|Cooperative Classification||H02K11/33, H02K7/025, H02K5/12, Y10T74/2132, H02K7/09, H02K2211/03, H02K5/225, Y02E60/16, B64G1/283|
|European Classification||H02K11/00H1, H02K7/02B, B64G1/28B, H02K5/22B, H02K7/09|
|Oct 20, 1997||AS||Assignment|
Owner name: HONEYWELL INC., MINNESOTA
Free format text: ASSIGNMENT OF ASSIGNORS INTEREST;ASSIGNOR:BARNES, BRUCE A.;REEL/FRAME:008765/0155
Effective date: 19970513
|Jul 26, 2002||FPAY||Fee payment|
Year of fee payment: 4
|Sep 13, 2006||REMI||Maintenance fee reminder mailed|

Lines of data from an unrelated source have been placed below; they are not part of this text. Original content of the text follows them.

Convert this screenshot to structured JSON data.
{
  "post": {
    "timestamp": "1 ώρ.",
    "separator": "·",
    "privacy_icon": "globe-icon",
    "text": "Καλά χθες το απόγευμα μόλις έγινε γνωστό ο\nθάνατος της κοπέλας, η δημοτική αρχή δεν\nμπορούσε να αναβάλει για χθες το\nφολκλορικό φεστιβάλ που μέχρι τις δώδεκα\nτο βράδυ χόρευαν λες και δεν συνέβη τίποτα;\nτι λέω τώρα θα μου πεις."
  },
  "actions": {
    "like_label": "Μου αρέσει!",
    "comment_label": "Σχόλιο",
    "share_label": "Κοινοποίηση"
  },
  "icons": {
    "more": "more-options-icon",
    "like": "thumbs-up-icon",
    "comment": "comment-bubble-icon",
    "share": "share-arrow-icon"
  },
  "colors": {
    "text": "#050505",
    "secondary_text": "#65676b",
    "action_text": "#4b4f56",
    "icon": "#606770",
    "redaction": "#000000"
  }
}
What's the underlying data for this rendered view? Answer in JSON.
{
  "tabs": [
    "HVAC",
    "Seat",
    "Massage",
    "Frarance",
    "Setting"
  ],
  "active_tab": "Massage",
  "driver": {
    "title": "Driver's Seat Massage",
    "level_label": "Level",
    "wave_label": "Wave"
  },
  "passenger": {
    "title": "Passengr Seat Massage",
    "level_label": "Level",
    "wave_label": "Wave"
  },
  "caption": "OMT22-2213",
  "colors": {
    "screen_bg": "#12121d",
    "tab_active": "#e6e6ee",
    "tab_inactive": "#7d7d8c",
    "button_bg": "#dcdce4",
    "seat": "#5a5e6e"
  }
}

|Feb 23, 2007||LAPS||Lapse for failure to pay maintenance fees|
|Apr 24, 2007||FP||Expired due to failure to pay maintenance fee|
Effective date: 20070223